** Material provided follows **

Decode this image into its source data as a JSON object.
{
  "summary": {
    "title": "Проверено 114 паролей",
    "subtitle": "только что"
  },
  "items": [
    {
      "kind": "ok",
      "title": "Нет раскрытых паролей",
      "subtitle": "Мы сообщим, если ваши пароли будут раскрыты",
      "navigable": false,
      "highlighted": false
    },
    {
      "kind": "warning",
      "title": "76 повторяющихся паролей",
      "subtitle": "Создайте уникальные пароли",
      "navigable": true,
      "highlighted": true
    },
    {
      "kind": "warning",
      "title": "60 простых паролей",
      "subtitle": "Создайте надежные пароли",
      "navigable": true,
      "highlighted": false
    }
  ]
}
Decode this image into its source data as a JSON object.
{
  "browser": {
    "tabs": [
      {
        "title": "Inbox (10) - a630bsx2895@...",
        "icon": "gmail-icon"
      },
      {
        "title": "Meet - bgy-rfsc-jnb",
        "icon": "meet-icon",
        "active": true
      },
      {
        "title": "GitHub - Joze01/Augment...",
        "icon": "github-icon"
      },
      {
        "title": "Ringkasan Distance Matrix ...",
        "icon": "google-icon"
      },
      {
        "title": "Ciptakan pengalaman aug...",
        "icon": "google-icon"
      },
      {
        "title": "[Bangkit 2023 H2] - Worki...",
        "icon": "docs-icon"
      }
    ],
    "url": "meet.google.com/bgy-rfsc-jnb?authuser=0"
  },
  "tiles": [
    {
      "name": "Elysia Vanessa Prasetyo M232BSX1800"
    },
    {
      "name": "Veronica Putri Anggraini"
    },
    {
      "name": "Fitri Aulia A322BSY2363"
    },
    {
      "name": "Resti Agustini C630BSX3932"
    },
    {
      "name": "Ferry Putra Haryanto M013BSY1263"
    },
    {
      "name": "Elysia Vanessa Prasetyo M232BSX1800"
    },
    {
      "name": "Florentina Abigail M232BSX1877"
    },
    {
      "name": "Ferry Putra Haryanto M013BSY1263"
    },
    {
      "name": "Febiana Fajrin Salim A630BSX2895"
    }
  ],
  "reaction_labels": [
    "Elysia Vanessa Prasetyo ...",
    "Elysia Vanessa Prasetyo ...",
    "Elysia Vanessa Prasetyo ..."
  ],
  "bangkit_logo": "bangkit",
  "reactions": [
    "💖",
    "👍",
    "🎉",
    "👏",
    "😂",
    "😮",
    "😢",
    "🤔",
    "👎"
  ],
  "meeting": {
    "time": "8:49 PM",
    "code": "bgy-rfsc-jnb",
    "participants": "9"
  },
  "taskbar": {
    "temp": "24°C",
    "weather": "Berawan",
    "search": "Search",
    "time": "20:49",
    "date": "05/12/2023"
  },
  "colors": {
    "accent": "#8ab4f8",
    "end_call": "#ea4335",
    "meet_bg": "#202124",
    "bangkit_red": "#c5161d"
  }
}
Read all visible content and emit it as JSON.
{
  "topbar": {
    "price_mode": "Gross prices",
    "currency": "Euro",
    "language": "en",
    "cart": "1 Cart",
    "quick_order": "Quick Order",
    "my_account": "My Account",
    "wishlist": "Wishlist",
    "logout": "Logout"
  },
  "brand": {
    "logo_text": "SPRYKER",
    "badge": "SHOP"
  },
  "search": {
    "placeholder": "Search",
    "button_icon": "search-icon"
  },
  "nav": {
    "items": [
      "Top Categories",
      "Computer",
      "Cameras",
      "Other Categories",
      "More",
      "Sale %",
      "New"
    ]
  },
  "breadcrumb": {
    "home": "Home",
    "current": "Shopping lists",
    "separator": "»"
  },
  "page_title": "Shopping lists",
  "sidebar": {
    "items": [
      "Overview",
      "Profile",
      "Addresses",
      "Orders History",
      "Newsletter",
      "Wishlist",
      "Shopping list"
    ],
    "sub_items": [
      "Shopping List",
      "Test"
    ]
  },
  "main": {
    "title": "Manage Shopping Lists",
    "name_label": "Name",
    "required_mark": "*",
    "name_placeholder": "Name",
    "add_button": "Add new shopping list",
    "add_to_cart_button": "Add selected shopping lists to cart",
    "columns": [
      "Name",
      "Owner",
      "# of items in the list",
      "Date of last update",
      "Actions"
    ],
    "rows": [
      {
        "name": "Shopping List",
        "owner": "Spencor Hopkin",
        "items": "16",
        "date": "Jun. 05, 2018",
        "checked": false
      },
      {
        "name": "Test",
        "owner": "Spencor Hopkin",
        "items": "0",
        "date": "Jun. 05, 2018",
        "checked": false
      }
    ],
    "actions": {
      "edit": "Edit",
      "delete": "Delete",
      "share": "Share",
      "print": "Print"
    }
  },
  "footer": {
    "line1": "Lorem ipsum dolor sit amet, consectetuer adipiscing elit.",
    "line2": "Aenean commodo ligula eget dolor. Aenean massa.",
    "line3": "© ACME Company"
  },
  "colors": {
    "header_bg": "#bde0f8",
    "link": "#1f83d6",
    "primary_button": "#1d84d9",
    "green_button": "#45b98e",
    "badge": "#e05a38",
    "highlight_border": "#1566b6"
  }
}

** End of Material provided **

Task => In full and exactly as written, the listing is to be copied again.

Task answer =>
Decode this image into its source data as a JSON object.
{
  "summary": {
    "title": "Проверено 114 паролей",
    "subtitle": "только что"
  },
  "items": [
    {
      "kind": "ok",
      "title": "Нет раскрытых паролей",
      "subtitle": "Мы сообщим, если ваши пароли будут раскрыты",
      "navigable": false,
      "highlighted": false
    },
    {
      "kind": "warning",
      "title": "76 повторяющихся паролей",
      "subtitle": "Создайте уникальные пароли",
      "navigable": true,
      "highlighted": true
    },
    {
      "kind": "warning",
      "title": "60 простых паролей",
      "subtitle": "Создайте надежные пароли",
      "navigable": true,
      "highlighted": false
    }
  ]
}
Decode this image into its source data as a JSON object.
{
  "browser": {
    "tabs": [
      {
        "title": "Inbox (10) - a630bsx2895@...",
        "icon": "gmail-icon"
      },
      {
        "title": "Meet - bgy-rfsc-jnb",
        "icon": "meet-icon",
        "active": true
      },
      {
        "title": "GitHub - Joze01/Augment...",
        "icon": "github-icon"
      },
      {
        "title": "Ringkasan Distance Matrix ...",
        "icon": "google-icon"
      },
      {
        "title": "Ciptakan pengalaman aug...",
        "icon": "google-icon"
      },
      {
        "title": "[Bangkit 2023 H2] - Worki...",
        "icon": "docs-icon"
      }
    ],
    "url": "meet.google.com/bgy-rfsc-jnb?authuser=0"
  },
  "tiles": [
    {
      "name": "Elysia Vanessa Prasetyo M232BSX1800"
    },
    {
      "name": "Veronica Putri Anggraini"
    },
    {
      "name": "Fitri Aulia A322BSY2363"
    },
    {
      "name": "Resti Agustini C630BSX3932"
    },
    {
      "name": "Ferry Putra Haryanto M013BSY1263"
    },
    {
      "name": "Elysia Vanessa Prasetyo M232BSX1800"
    },
    {
      "name": "Florentina Abigail M232BSX1877"
    },
    {
      "name": "Ferry Putra Haryanto M013BSY1263"
    },
    {
      "name": "Febiana Fajrin Salim A630BSX2895"
    }
  ],
  "reaction_labels": [
    "Elysia Vanessa Prasetyo ...",
    "Elysia Vanessa Prasetyo ...",
    "Elysia Vanessa Prasetyo ..."
  ],
  "bangkit_logo": "bangkit",
  "reactions": [
    "💖",
    "👍",
    "🎉",
    "👏",
    "😂",
    "😮",
    "😢",
    "🤔",
    "👎"
  ],
  "meeting": {
    "time": "8:49 PM",
    "code": "bgy-rfsc-jnb",
    "participants": "9"
  },
  "taskbar": {
    "temp": "24°C",
    "weather": "Berawan",
    "search": "Search",
    "time": "20:49",
    "date": "05/12/2023"
  },
  "colors": {
    "accent": "#8ab4f8",
    "end_call": "#ea4335",
    "meet_bg": "#202124",
    "bangkit_red": "#c5161d"
  }
}
Read all visible content and emit it as JSON.
{
  "topbar": {
    "price_mode": "Gross prices",
    "currency": "Euro",
    "language": "en",
    "cart": "1 Cart",
    "quick_order": "Quick Order",
    "my_account": "My Account",
    "wishlist": "Wishlist",
    "logout": "Logout"
  },
  "brand": {
    "logo_text": "SPRYKER",
    "badge": "SHOP"
  },
  "search": {
    "placeholder": "Search",
    "button_icon": "search-icon"
  },
  "nav": {
    "items": [
      "Top Categories",
      "Computer",
      "Cameras",
      "Other Categories",
      "More",
      "Sale %",
      "New"
    ]
  },
  "breadcrumb": {
    "home": "Home",
    "current": "Shopping lists",
    "separator": "»"
  },
  "page_title": "Shopping lists",
  "sidebar": {
    "items": [
      "Overview",
      "Profile",
      "Addresses",
      "Orders History",
      "Newsletter",
      "Wishlist",
      "Shopping list"
    ],
    "sub_items": [
      "Shopping List",
      "Test"
    ]
  },
  "main": {
    "title": "Manage Shopping Lists",
    "name_label": "Name",
    "required_mark": "*",
    "name_placeholder": "Name",
    "add_button": "Add new shopping list",
    "add_to_cart_button": "Add selected shopping lists to cart",
    "columns": [
      "Name",
      "Owner",
      "# of items in the list",
      "Date of last update",
      "Actions"
    ],
    "rows": [
      {
        "name": "Shopping List",
        "owner": "Spencor Hopkin",
        "items": "16",
        "date": "Jun. 05, 2018",
        "checked": false
      },
      {
        "name": "Test",
        "owner": "Spencor Hopkin",
        "items": "0",
        "date": "Jun. 05, 2018",
        "checked": false
      }
    ],
    "actions": {
      "edit": "Edit",
      "delete": "Delete",
      "share": "Share",
      "print": "Print"
    }
  },
  "footer": {
    "line1": "Lorem ipsum dolor sit amet, consectetuer adipiscing elit.",
    "line2": "Aenean commodo ligula eget dolor. Aenean massa.",
    "line3": "© ACME Company"
  },
  "colors": {
    "header_bg": "#bde0f8",
    "link": "#1f83d6",
    "primary_button": "#1d84d9",
    "green_button": "#45b98e",
    "badge": "#e05a38",
    "highlight_border": "#1566b6"
  }
}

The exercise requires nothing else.